Has England ever had a black football captain?

Has England ever had a black football captain?

Ince, Paul England's first black skipper donned the armband for the first time in 1993, when he was only making his seventh international appearance, against the host country in the United States Cup. He remained on the field for the entire 90 minutes of that game.

Ince ended up being selected as England player of the year for that season. He was also named in the Team of the Year by both The Football Association and FIFA.

After retiring from playing, Ince went on to manage several clubs including Liverpool, Middlesbrough and Leeds United.

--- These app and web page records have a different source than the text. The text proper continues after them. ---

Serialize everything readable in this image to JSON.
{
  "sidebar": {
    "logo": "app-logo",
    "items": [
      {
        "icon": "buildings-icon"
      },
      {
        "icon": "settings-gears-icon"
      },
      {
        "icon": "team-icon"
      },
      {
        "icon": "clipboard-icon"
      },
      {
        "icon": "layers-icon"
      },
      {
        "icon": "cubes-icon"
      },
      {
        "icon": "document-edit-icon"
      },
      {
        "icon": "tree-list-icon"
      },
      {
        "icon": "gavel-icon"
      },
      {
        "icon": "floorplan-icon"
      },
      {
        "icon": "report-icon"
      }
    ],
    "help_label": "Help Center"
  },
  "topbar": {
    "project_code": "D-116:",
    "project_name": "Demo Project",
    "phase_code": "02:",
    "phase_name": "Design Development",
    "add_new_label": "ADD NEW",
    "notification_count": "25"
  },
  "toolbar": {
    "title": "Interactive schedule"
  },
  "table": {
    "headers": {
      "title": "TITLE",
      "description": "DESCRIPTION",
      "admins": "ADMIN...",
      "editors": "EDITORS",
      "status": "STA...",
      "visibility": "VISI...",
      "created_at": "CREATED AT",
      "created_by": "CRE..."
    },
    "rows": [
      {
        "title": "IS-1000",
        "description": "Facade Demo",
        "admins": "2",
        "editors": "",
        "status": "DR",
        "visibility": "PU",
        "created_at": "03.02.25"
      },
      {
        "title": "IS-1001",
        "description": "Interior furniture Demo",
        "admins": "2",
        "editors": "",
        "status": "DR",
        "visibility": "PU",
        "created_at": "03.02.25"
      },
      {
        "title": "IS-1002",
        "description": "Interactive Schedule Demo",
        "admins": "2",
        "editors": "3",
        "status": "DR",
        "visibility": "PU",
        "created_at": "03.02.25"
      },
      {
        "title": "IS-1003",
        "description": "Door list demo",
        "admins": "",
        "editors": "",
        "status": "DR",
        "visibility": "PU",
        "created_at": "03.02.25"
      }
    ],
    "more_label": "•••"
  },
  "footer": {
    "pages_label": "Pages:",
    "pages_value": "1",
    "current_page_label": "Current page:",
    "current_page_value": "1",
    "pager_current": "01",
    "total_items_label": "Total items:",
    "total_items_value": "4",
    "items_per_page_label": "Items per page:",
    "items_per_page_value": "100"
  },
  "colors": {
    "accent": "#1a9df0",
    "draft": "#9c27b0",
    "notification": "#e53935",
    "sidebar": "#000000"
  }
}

He died of cancer in April 2016 at the age of 60.

Before Ince there had been two other black players in the English national team lineup: Brian Marwood who played in five matches between 1976 and 1980 and Trevor Francis who appeared twice in 1982.

England have had many black coaches over the years, most recently Steve McClaren who managed the national team from 2007 to 2011. Before him there were Roy Evans, Bob Bennett, David Platt, Peter Taylor and Terry Venables.

There have been several black players in the English national team lineup, most recently John Obi Mikel and Michael Dawson. There has never been a black captain though.

How many black captains are there in England?

Other black males who have worn the armband include Paul Ince and Sol Campbell. Raheem Sterling became England's seventh black captain on Thursday when he was selected to lead the team out against Holland. The 17-year-old has seven caps to his name so far.

England head into their Euro 2016 qualifier against Switzerland with concerns over the form of goalkeeper Joe Hart, who is being monitored by doctors after missing training with a chest infection. Hart has been the first-choice keeper since the age of 21 but has only kept three consecutive games since February 2015. He lost his place to Fraser Forster last season after suffering from depression and anxiety following the death of his son Charlie. Hart responded well and returned to action within two months, but has been unable to retain his position since then.

Joe Root will be hoping that Steven Cook's absence through injury will give him another chance to prove himself after he was dropped from the squad earlier this year. Root had been expected to take over as England's new number one keeper after Hart's form fell away but Cook has been able to force his way back into the side thanks to injuries to both he and Hart.

Who was England’s first black footballer?

Charles John John Charles was the first black player to represent England at any level, appearing for the England under 18s in 1962 and scoring against Israel. Paul Ince was the country's first black captain, and he led the team against the US in June 1993. Hughton grew up in London, the son of a Ghanaian father and an Irish mother. He played for Chelsea and Newcastle United and was named Professional Footballer of the Year in 1995.

England women have never had a black female football star. However, Claire Rafferty was involved in the game as a child growing up in South Yorkshire. She played for Doncaster Belles, Sheffield Women and York Ladies before becoming assistant manager at Southend United and then coach at Leeds United.

Black players have been involved with the English game since its inception. Frederick Douglass is said to have attended an early game between Wanderers and Botfield in 1877. However, they only used non-white players as substitutes and they all came from the same pool as the white players so they weren't given equal opportunities. The first black player to appear for England was Jackie Robinson in 1947 (who was also the first black player in Major League Baseball). He was followed by Gordon Derrick, David Whitehead and Darren Carter. Of those, only Derrick and Whitehead played at international level. Derrick was born in Nigeria and represented England several times. Whitehead was born in Britain to Jamaican parents and also earned 14 caps for his country.

Why is England wearing black bands?

What is the significance of England's black armbands? England's cricketers are wearing black armbands to commemorate Captain Sir Tom Moore's death. Sir Tom was admitted to the hospital on Sunday after being treated for pneumonia and testing positive for coronavirus earlier in the week. He died at 4:50 a.m. on Friday, with his family by his side.

England players will wear black armbands in their next match, against New Zealand, to show their respect.

Black armbands have been used to mark deaths since 1866 when it was adopted by the government as a sign of national mourning. It is customary for the entire country to wear black clothes or badges during this time.

The first world war saw the introduction of red armbands to indicate those who had died. After the second world war, white armbands were worn by people to remember those who had lost their lives.

It is now only men who can don the armband. Women can lay flowers at any British military cemetery.

The cricket team has decided to wear black armbands in response to Sir Tom's death. The incident occurred while the knighted politician was recovering from pneumonia he got while in self-isolation due to having been diagnosed with Covid-19.

About Article Author

Brian Brady

Brian Brady is a professional sports agent. He's got his helmet on, and he's ready to play. He's been an agent for over 10 years and his favorite thing to do is negotiate contracts for professional athletes. He loves his job because every day is different, and you never know what kind of athlete you're going to be dealing with that day.

Related posts